Despite the identity veil that the dark web seemingly provides, participants in illegal activity are not shielded from the long arm of the law. “People think they are anonymous when they use the dark web,” U.S. Attorney Weinhoeft commented, “but the drugs and money are here, in the real world, and our agents will work tirelessly to connect the illegal contraband to the criminals hiding within the shroud of the dark web.” U.S. Attorney Weinhoeft gave special recognition to the Food and Drug Administration (FDA), Office of Criminal Investigations, whose agents worked to “pull the Drug Llama enterprise out of the shadows of the dark web.”

“The opioid crisis has evolved and so has the nature of the threat, with potent synthetic opioids representing a sharply increasing amount of the total exposure to these drugs, further fueling the opioid addiction crisis,” said Acting FDA Commissioner Ned Sharpless, M.D. “The FDA has expanded our enforcement efforts to include increased interdiction work aimed at stopping the illegal flow of counterfeit and unapproved prescription opioid drugs, like illicit fentanyl, online including on the dark web. We will continue to pursue and bring to justice those who threaten the health and safety of Americans by illegally distributing prescription drugs.”
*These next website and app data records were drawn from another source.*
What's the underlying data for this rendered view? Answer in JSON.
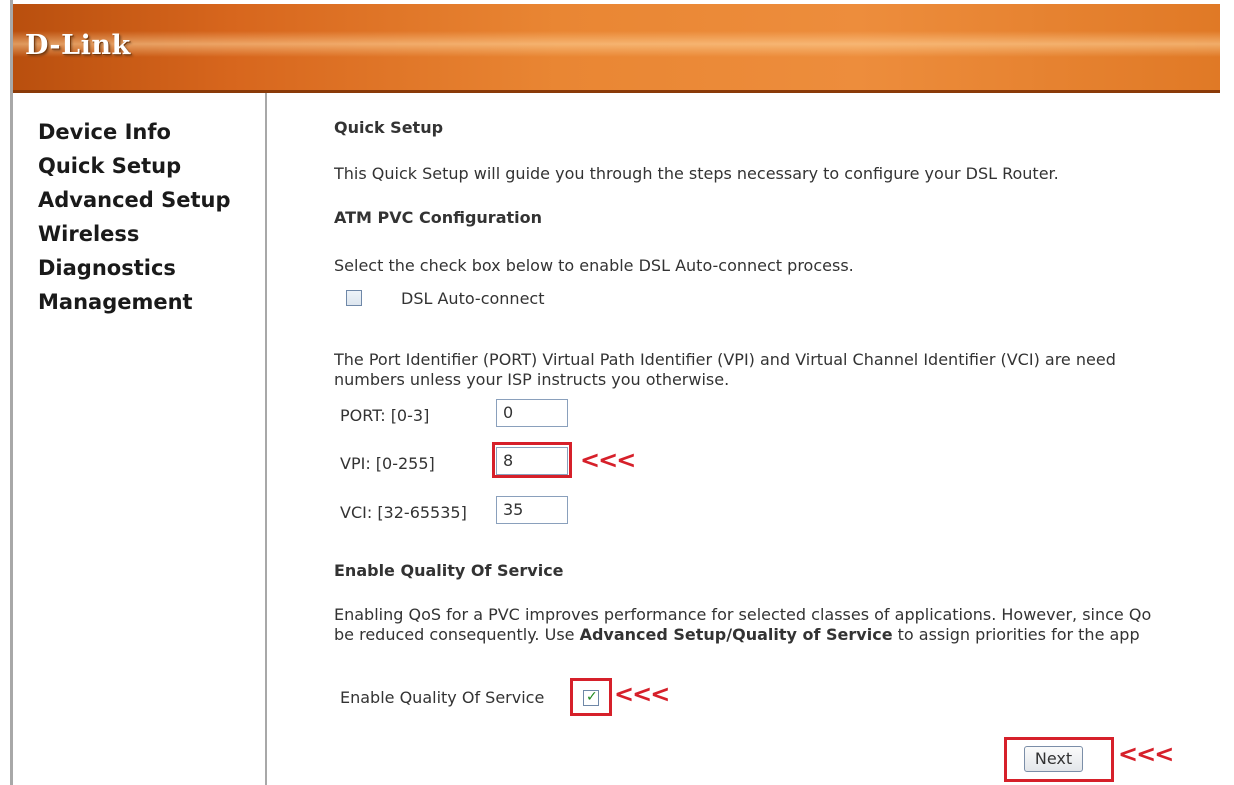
{
  "header": {
    "logo": "D-Link"
  },
  "sidebar": {
    "items": [
      {
        "label": "Device Info"
      },
      {
        "label": "Quick Setup"
      },
      {
        "label": "Advanced Setup"
      },
      {
        "label": "Wireless"
      },
      {
        "label": "Diagnostics"
      },
      {
        "label": "Management"
      }
    ]
  },
  "main": {
    "title": "Quick Setup",
    "intro": "This Quick Setup will guide you through the steps necessary to configure your DSL Router.",
    "atm_heading": "ATM PVC Configuration",
    "auto_connect_prompt": "Select the check box below to enable DSL Auto-connect process.",
    "auto_connect_label": "DSL Auto-connect",
    "auto_connect_checked": false,
    "identifier_text_1": "The Port Identifier (PORT) Virtual Path Identifier (VPI) and Virtual Channel Identifier (VCI) are need",
    "identifier_text_2": "numbers unless your ISP instructs you otherwise.",
    "port_label": "PORT: [0-3]",
    "port_value": "0",
    "vpi_label": "VPI: [0-255]",
    "vpi_value": "8",
    "vci_label": "VCI: [32-65535]",
    "vci_value": "35",
    "qos_heading": "Enable Quality Of Service",
    "qos_text_1": "Enabling QoS for a PVC improves performance for selected classes of applications. However, since Qo",
    "qos_text_2_pre": "be reduced consequently. Use ",
    "qos_text_2_bold": "Advanced Setup/Quality of Service",
    "qos_text_2_post": " to assign priorities for the app",
    "qos_label": "Enable Quality Of Service",
    "qos_checked": true,
    "next_label": "Next"
  },
  "annotations": {
    "arrow": "<<<",
    "color": "#d6202a"
  },
  "colors": {
    "header_orange": "#e98633",
    "highlight_red": "#d6202a"
  }
}
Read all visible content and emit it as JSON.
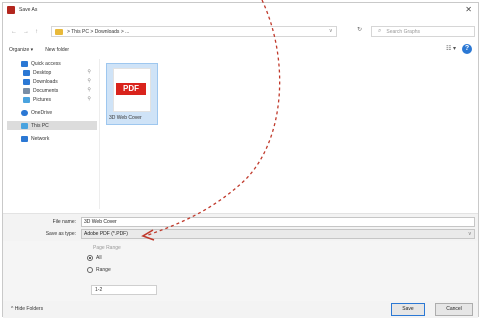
{
  "window": {
    "title": "Save As",
    "close_glyph": "✕"
  },
  "nav": {
    "back": "←",
    "forward": "→",
    "up": "↑",
    "address": "> This PC > Downloads > ...",
    "dropdown": "v",
    "refresh": "↻",
    "search_placeholder": "Search Graphs"
  },
  "toolbar": {
    "organize": "Organize ▾",
    "new_folder": "New folder",
    "view": "☷ ▾",
    "help": "?"
  },
  "sidebar": {
    "items": [
      {
        "label": "Quick access",
        "icon": "star-icon",
        "color": "#2b78d4"
      },
      {
        "label": "Desktop",
        "icon": "desktop-icon",
        "color": "#2b78d4",
        "pin": "⚲"
      },
      {
        "label": "Downloads",
        "icon": "download-icon",
        "color": "#2b78d4",
        "pin": "⚲"
      },
      {
        "label": "Documents",
        "icon": "document-icon",
        "color": "#7a8ea6",
        "pin": "⚲"
      },
      {
        "label": "Pictures",
        "icon": "pictures-icon",
        "color": "#4aa3df",
        "pin": "⚲"
      },
      {
        "label": "OneDrive",
        "icon": "cloud-icon",
        "color": "#2b78d4"
      },
      {
        "label": "This PC",
        "icon": "computer-icon",
        "color": "#4aa3df",
        "selected": true
      },
      {
        "label": "Network",
        "icon": "network-icon",
        "color": "#2b78d4"
      }
    ]
  },
  "file": {
    "badge": "PDF",
    "name": "3D Web Cover"
  },
  "form": {
    "file_name_label": "File name:",
    "file_name_value": "3D Web Cover",
    "save_type_label": "Save as type:",
    "save_type_value": "Adobe PDF (*.PDF)"
  },
  "options": {
    "heading": "Page Range",
    "all": "All",
    "range": "Range",
    "range_value": "1-2"
  },
  "footer": {
    "hide_folders": "^ Hide Folders",
    "save": "Save",
    "cancel": "Cancel"
  },
  "colors": {
    "accent": "#2b78d4",
    "arrow": "#c0392b",
    "pdf_red": "#d9231c"
  }
}
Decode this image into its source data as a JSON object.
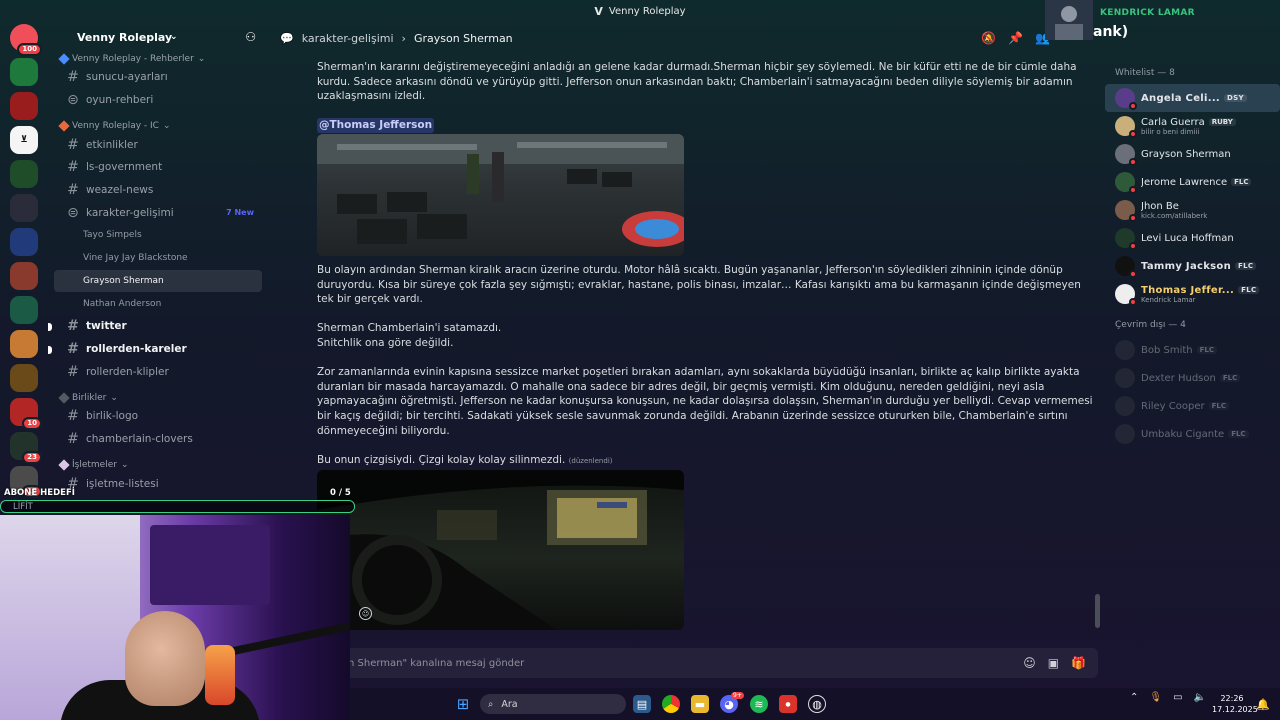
{
  "window": {
    "title": "Venny Roleplay",
    "logo": "V"
  },
  "servers": [
    {
      "name": "discord-home",
      "badge": "100",
      "color": "#f04f5a"
    },
    {
      "name": "server-clover-green",
      "badge": "",
      "color": "#1e7a3c"
    },
    {
      "name": "server-red",
      "badge": "",
      "color": "#9a1d1d"
    },
    {
      "name": "server-venny-v",
      "badge": "",
      "color": "#f5f5f5"
    },
    {
      "name": "server-shamrock",
      "badge": "",
      "color": "#1f4d2a"
    },
    {
      "name": "server-venny-logo",
      "badge": "",
      "color": "#2b2c3a"
    },
    {
      "name": "server-venny-blue",
      "badge": "",
      "color": "#213b7a"
    },
    {
      "name": "server-redhead",
      "badge": "",
      "color": "#8a3a2c"
    },
    {
      "name": "server-seal",
      "badge": "",
      "color": "#1b5a45"
    },
    {
      "name": "server-character",
      "badge": "",
      "color": "#c77a33"
    },
    {
      "name": "server-lion",
      "badge": "",
      "color": "#6b4a1a"
    },
    {
      "name": "server-santa",
      "badge": "10",
      "color": "#b32626"
    },
    {
      "name": "server-dark",
      "badge": "23",
      "color": "#22332c"
    },
    {
      "name": "server-grid",
      "badge": "15",
      "color": "#4b4b4b"
    }
  ],
  "sidebar": {
    "server_name": "Venny Roleplay",
    "categories": [
      {
        "label": "Venny Roleplay - Rehberler",
        "dot_color": "#4b8cff",
        "channels": [
          {
            "label": "sunucu-ayarları",
            "type": "text",
            "bold": false
          },
          {
            "label": "oyun-rehberi",
            "type": "forum",
            "bold": false
          }
        ]
      },
      {
        "label": "Venny Roleplay - IC",
        "dot_color": "#e66a3c",
        "channels": [
          {
            "label": "etkinlikler",
            "type": "text",
            "bold": false
          },
          {
            "label": "ls-government",
            "type": "text",
            "bold": false
          },
          {
            "label": "weazel-news",
            "type": "text",
            "bold": false
          },
          {
            "label": "karakter-gelişimi",
            "type": "forum",
            "bold": false,
            "new": "7 New"
          }
        ],
        "threads": [
          "Tayo Simpels",
          "Vine Jay Jay Blackstone",
          "Grayson Sherman",
          "Nathan Anderson"
        ],
        "active_thread": "Grayson Sherman",
        "channels_after": [
          {
            "label": "twitter",
            "type": "text",
            "bold": true
          },
          {
            "label": "rollerden-kareler",
            "type": "text",
            "bold": true
          },
          {
            "label": "rollerden-klipler",
            "type": "text",
            "bold": false
          }
        ]
      },
      {
        "label": "Birlikler",
        "dot_color": "#555a62",
        "channels": [
          {
            "label": "birlik-logo",
            "type": "text",
            "bold": false
          },
          {
            "label": "chamberlain-clovers",
            "type": "text",
            "bold": false
          }
        ]
      },
      {
        "label": "İşletmeler",
        "dot_color": "#d9c6e6",
        "channels": [
          {
            "label": "işletme-listesi",
            "type": "text",
            "bold": false
          }
        ]
      }
    ]
  },
  "header": {
    "channel": "karakter-gelişimi",
    "separator": "›",
    "thread": "Grayson Sherman"
  },
  "messages": {
    "p1": "Sherman'ın kararını değiştiremeyeceğini anladığı an gelene kadar durmadı.Sherman hiçbir şey söylemedi. Ne bir küfür etti ne de bir cümle daha kurdu. Sadece arkasını döndü ve yürüyüp gitti. Jefferson onun arkasından baktı; Chamberlain'i satmayacağını beden diliyle söylemiş bir adamın uzaklaşmasını izledi.",
    "mention": "@Thomas Jefferson",
    "p2": "Bu olayın ardından Sherman kiralık aracın üzerine oturdu. Motor hâlâ sıcaktı. Bugün yaşananlar, Jefferson'ın söyledikleri zihninin içinde dönüp duruyordu. Kısa bir süreye çok fazla şey sığmıştı; evraklar, hastane, polis binası, imzalar… Kafası karışıktı ama bu karmaşanın içinde değişmeyen tek bir gerçek vardı.",
    "p3a": "Sherman Chamberlain'i satamazdı.",
    "p3b": "Snitchlik ona göre değildi.",
    "p4": "Zor zamanlarında evinin kapısına sessizce market poşetleri bırakan adamları, aynı sokaklarda büyüdüğü insanları, birlikte aç kalıp birlikte ayakta duranları bir masada harcayamazdı. O mahalle ona sadece bir adres değil, bir geçmiş vermişti. Kim olduğunu, nereden geldiğini, neyi asla yapmayacağını öğretmişti. Jefferson ne kadar konuşursa konuşsun, ne kadar dolaşırsa dolaşsın, Sherman'ın durduğu yer belliydi. Cevap vermemesi bir kaçış değildi; bir tercihti. Sadakati yüksek sesle savunmak zorunda değildi. Arabanın üzerinde sessizce otururken bile, Chamberlain'e sırtını dönmeyeceğini biliyordu.",
    "p5": "Bu onun çizgisiydi. Çizgi kolay kolay silinmezdi.",
    "edited": "(düzenlendi)"
  },
  "composer": {
    "placeholder": "n Sherman\" kanalına mesaj gönder"
  },
  "members": {
    "online_header": "Whitelist — 8",
    "online": [
      {
        "name": "Angela Celi...",
        "tag": "DSY",
        "sub": "",
        "fancy": true,
        "highlight": true,
        "avatar": "#5a3d8a"
      },
      {
        "name": "Carla Guerra",
        "tag": "RUBY",
        "sub": "bilir o beni dimiii",
        "fancy": false,
        "highlight": false,
        "avatar": "#c9b07a"
      },
      {
        "name": "Grayson Sherman",
        "tag": "",
        "sub": "",
        "fancy": false,
        "highlight": false,
        "avatar": "#6b6f78"
      },
      {
        "name": "Jerome Lawrence",
        "tag": "FLC",
        "sub": "",
        "fancy": false,
        "highlight": false,
        "avatar": "#2f5a3a"
      },
      {
        "name": "Jhon Be",
        "tag": "",
        "sub": "kick.com/atillaberk",
        "fancy": false,
        "highlight": false,
        "avatar": "#7a5c4a"
      },
      {
        "name": "Levi Luca Hoffman",
        "tag": "",
        "sub": "",
        "fancy": false,
        "highlight": false,
        "avatar": "#1f3a2a"
      },
      {
        "name": "Tammy Jackson",
        "tag": "FLC",
        "sub": "",
        "fancy": true,
        "highlight": false,
        "avatar": "#111111"
      },
      {
        "name": "Thomas Jeffer...",
        "tag": "FLC",
        "sub": "Kendrick Lamar",
        "fancy": true,
        "highlight": false,
        "avatar": "#eeeeee",
        "gold": true
      }
    ],
    "offline_header": "Çevrim dışı — 4",
    "offline": [
      {
        "name": "Bob Smith",
        "tag": "FLC"
      },
      {
        "name": "Dexter Hudson",
        "tag": "FLC"
      },
      {
        "name": "Riley Cooper",
        "tag": "FLC"
      },
      {
        "name": "Umbaku Cigante",
        "tag": "FLC"
      }
    ]
  },
  "stream_overlay": {
    "now_playing_artist": "KENDRICK LAMAR",
    "now_playing_track": "ank)",
    "goal_label": "ABONE HEDEFİ",
    "goal_count": "0 / 5",
    "goal_progress": 0,
    "goal_name": "LİFİT"
  },
  "taskbar": {
    "search_placeholder": "Ara",
    "time": "22:26",
    "date": "17.12.2025",
    "discord_badge": "9+"
  }
}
“Drug traffickers who operate from the dark corners of the internet are not immune from arrest and prosecution” stated DEA Special Agent in Charge William Callahan of the St. Louis Division. “The men and women of the DEA and our law enforcement partners are well positioned to investigate, locate, and arrest cyber drug traffickers, and their co-conspirators, who spread their poison in the Greater St. Louis Metropolitan area, no matter where they operate from.”

“The traditional drug dealing mechanics have changed, but law enforcement has changed with it,” said U.S. Attorney Robert S. Brewer, Jr., of the Southern District of California, who shared in U.S. Attorney Weinhoeft’s accolades of the multi-agency collaboration in this important prosecution. “This case, like others being prosecuted throughout the United States, demonstrates that hiding behind a cloak of anonymity on the dark web, no matter where you are, will be pierced and uncovered by investigators, and violators will be prosecuted to the fullest extent of the law.”

Arias is scheduled to be sentenced on October 29, 2019, at the United States District Court in East St. Louis, Illinois. His sentence will be determined by the court and will be guided by the United States Sentencing Guidelines. Scanlan, 31, has pleaded not guilty and remains in federal custody awaiting her trial, currently set for August 27, 2019, in East St. Louis. Members of the public are reminded that all criminal defendants are presumed innocent unless and until proven guilty beyond a reasonable doubt.

This case was part of a months-long, coordinated national operation involving the FDA Office of Criminal Investigations, the Drug Enforcement Administration (DEA), the United States Postal Inspection Service, the Department of Homeland Security (HSI), United States Customs and Border Protection (CBP), the United States Attorney’s Office for the Southern District of California, and the United States Attorney’s Office for the Southern District of Illinois. Assistant U.S. Attorney Derek J. Wiseman is the prosecuting attorney on this case.

Topic(s):
Drug Trafficking

Component(s):
USAO - Illinois, Southern